“Emira is proud to have initiated its biodiversity plan and aims to enhance it even further as we continue on our journey to protect the natural environment. South Africa’s natural ecosystems are under pressure and there is a need for greater environmental sustainability locally and globally – we need to act now.
“Emira strives for positive environmental impacts through our substantial real estate portfolio and by working with others towards shared ecological goals,” says Emira CEO Geoff Jennett.
BDP began its Biological Diversity Protocol (BD Protocol) three years ago, creating a framework to enable organisations to identify, measure, account for and manage its impacts on biodiversity. The protocol was finalised earlier this year.
Emira then undertook a biodiversity audit and pilot project at its head office building in Knightsbridge, Bryanston, Johannesburg.
Knightsbridge is located in the Egoli Granite Grassland, which is unique to Gauteng. It is classified as critically endangered by the South African National Biodiversity Institute.
Owing to urbanisation, cultivation or building of roads, less than 32% of this vegetation type remains untransformed – a figure that is rapidly nearing the national 24% target for conservation protection of this type of vegetation.
Only 3% of Egoli Granite Grassland is conserved in statutory nature reserves. This means Knightsbridge is located in an area where there is a genuine and urgent need for biodiversity preservation and restoration, Emira notes.
Emira engaged the ecologists of The Biodiversity Company for the audit, and the recently developed Knightsbridge proved to be an ideal subject case – it was developed with indigenous landscaping, natural bioswales and its original 30-year-old trees were replanted in the office park after being removed and kept safe during the development’s construction.
“All the office buildings at Knightsbridge have received a 4-Star Green Star rating from the Green Building Council of South Africa (GBCSA), so it was important to Emira that this pilot project also promoted an understanding of how the BD Protocol and GBCSA sustainable management policies work together,” explains Emira sustainability head and national development manager Justin Bowen.
The Biodiversity Company said in its findings: “The design and construction of Knightsbridge Office Park was found to be excellent in allowing Emira to mitigate numerous impacts through engineering controls.
“In addition, the operational controls in day-to-day management of aspects such as waste management was found to be above par. In the 12-plus years of environmental auditing, the audit team has not found a comparable office park in terms of overall environmental management.”
Following this project, a biodiversity action plan is being crafted for Emira based on the BD Protocol.
These actions include indigenous landscaping, removing and controlling alien vegetation, encouraging habitats for indigenous birds, installing beehives in appropriate spaces, water harvesting and improving erosion and stormwater drainage, with the company having implemented some of these measures even prior to this.

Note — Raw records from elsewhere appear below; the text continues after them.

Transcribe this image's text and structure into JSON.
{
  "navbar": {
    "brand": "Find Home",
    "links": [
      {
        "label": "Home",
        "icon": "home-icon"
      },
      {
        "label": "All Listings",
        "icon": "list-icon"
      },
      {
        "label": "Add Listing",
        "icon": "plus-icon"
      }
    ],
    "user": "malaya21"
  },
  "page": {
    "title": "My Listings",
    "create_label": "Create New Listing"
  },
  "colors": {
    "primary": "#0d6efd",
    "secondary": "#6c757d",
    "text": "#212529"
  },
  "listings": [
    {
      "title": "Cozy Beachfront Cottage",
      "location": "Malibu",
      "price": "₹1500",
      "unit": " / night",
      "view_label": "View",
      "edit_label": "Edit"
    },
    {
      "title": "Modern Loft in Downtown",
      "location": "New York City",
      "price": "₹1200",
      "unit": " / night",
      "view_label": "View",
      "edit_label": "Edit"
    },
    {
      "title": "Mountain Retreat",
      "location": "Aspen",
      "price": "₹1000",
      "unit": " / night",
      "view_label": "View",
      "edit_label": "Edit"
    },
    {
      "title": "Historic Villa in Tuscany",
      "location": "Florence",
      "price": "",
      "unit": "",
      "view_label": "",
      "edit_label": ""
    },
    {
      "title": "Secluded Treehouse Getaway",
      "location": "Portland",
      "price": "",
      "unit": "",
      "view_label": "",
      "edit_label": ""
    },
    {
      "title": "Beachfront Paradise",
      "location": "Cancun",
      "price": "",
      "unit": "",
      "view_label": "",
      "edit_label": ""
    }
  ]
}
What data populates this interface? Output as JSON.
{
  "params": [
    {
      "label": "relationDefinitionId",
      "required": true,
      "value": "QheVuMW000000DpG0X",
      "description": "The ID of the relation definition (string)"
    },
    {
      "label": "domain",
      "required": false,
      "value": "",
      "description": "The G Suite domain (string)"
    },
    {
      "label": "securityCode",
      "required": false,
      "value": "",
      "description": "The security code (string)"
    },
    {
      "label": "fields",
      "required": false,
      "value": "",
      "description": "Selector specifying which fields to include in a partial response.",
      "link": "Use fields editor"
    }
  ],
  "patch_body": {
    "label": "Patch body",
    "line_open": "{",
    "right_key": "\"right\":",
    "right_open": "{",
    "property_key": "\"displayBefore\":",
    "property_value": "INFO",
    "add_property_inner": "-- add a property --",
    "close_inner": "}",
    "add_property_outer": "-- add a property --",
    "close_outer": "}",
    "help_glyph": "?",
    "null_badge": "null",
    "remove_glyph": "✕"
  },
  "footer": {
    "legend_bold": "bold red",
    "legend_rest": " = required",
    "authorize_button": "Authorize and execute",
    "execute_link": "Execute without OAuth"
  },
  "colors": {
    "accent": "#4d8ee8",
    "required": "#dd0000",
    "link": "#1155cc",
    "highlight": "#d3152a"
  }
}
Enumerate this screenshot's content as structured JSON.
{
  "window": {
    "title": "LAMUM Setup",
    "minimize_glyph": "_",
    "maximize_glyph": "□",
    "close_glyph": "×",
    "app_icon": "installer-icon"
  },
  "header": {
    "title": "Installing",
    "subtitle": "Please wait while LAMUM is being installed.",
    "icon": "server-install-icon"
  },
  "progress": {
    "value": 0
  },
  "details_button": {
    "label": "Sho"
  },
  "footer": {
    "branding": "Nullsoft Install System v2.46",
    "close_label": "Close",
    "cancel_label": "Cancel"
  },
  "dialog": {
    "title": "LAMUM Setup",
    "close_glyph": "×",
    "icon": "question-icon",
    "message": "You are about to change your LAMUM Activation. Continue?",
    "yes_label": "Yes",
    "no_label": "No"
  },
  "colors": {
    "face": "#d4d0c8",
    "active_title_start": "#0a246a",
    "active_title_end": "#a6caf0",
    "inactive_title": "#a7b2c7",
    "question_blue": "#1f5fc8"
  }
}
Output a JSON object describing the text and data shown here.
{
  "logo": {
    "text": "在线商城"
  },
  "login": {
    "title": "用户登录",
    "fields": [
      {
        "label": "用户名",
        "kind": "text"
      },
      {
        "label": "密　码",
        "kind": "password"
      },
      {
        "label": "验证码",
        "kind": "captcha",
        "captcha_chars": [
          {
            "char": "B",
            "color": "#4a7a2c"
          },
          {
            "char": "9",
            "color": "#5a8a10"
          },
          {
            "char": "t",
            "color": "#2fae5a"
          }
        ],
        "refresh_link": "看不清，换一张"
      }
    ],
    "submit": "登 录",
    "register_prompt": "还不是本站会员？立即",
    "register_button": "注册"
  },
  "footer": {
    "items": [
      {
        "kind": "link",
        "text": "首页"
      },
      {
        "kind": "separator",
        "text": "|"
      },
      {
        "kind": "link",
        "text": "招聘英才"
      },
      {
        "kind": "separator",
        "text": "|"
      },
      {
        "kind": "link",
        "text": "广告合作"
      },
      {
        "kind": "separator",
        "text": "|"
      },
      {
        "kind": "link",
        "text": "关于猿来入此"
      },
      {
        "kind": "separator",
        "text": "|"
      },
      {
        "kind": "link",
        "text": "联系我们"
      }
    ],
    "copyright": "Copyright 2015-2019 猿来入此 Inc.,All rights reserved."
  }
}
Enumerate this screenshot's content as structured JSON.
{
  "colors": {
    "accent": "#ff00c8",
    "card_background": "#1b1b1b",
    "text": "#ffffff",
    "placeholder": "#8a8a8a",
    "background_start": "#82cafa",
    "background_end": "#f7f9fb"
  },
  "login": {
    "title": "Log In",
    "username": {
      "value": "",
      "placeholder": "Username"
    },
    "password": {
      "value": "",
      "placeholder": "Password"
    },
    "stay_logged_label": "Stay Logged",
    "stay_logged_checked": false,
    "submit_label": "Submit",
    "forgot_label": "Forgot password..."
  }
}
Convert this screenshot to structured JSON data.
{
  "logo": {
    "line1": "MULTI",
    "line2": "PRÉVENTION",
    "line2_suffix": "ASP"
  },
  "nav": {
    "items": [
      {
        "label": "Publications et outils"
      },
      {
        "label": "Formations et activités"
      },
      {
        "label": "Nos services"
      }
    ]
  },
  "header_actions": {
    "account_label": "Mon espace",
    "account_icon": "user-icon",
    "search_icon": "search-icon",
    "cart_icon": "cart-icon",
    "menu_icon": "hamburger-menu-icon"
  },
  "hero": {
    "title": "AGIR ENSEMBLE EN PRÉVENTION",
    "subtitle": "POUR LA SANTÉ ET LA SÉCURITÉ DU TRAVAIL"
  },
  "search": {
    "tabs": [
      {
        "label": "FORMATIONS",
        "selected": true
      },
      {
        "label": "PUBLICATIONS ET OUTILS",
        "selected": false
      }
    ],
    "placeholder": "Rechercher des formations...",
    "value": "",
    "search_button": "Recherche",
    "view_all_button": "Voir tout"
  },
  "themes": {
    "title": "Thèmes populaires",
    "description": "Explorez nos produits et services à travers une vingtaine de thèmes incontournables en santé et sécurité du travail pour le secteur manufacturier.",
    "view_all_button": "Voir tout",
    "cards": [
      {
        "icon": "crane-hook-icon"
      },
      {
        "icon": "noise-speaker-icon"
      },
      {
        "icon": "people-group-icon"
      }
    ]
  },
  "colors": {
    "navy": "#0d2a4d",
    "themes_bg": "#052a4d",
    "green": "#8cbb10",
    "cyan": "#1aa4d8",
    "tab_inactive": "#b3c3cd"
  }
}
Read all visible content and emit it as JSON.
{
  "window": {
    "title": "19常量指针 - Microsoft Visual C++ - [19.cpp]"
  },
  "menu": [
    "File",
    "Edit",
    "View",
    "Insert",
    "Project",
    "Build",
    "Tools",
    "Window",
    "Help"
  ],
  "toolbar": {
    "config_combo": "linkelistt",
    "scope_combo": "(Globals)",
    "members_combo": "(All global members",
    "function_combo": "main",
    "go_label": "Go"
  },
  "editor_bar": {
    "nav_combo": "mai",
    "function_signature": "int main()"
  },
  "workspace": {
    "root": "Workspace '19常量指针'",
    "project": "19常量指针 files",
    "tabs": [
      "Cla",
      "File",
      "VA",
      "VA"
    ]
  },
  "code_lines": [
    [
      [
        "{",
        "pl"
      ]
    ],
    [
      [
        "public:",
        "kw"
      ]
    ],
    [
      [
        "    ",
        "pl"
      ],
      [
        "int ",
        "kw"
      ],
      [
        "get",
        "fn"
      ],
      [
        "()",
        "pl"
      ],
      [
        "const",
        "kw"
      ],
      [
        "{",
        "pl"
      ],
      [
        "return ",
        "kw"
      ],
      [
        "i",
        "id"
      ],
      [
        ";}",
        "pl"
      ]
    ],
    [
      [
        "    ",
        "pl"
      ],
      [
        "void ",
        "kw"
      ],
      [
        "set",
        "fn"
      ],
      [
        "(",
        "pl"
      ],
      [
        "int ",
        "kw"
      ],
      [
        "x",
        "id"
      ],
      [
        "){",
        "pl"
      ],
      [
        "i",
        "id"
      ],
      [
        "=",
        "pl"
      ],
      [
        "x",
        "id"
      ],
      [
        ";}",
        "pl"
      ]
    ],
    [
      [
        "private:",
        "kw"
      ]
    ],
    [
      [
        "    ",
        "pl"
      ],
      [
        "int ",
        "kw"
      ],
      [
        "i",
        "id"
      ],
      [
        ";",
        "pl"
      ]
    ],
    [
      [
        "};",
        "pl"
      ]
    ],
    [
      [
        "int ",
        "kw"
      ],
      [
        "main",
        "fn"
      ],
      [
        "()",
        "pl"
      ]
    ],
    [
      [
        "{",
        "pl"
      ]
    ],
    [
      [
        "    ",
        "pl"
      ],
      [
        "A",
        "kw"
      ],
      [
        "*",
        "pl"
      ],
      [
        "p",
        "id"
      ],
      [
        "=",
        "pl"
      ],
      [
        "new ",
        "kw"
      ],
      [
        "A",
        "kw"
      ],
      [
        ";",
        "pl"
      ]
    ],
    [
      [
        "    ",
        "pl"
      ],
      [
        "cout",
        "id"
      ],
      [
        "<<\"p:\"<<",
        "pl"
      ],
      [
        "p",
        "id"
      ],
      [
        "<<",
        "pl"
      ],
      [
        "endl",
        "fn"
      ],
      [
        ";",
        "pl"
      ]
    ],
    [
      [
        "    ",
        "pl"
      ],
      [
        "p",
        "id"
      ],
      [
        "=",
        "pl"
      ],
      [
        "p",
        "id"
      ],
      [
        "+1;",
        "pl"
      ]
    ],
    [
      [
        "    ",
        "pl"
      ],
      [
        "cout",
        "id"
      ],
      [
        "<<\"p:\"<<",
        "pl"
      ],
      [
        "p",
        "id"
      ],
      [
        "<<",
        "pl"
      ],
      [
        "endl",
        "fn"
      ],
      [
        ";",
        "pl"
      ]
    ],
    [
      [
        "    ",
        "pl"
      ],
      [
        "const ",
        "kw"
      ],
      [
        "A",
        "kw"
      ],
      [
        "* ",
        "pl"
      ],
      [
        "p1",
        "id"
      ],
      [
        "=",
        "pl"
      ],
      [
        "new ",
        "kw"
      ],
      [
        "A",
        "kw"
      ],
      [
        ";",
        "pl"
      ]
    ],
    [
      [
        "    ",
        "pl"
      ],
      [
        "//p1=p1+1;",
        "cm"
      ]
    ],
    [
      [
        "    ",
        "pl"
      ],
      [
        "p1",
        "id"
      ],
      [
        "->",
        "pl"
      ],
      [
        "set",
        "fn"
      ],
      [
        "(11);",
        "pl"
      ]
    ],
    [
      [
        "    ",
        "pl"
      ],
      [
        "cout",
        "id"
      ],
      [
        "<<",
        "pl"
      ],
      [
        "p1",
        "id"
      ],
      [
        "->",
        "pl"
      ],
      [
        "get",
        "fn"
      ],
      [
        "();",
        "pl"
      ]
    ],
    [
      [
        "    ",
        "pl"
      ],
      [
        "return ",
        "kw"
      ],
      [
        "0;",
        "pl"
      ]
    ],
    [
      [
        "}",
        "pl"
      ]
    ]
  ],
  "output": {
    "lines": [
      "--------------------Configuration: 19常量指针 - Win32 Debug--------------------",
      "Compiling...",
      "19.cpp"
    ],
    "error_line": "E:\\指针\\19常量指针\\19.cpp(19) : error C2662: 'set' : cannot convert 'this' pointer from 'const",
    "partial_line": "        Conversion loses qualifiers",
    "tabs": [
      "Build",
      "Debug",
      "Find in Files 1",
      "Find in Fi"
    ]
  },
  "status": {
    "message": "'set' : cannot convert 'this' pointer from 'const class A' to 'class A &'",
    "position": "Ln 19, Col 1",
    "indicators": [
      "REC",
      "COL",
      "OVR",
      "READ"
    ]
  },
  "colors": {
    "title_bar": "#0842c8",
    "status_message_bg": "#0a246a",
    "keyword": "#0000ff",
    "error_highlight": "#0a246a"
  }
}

In addition to working with the GBCSA and the EWT, Emira also has strategic partnerships with the World Wide Fund for Nature and Trees for Africa.
This year is the third successive year that Emira has offset its operational emissions by working with Food and Trees for Africa to plant trees both on its properties as well as fruit and indigenous shade trees at under-resourced schools. Over the past three years, it has planted over 600 new trees.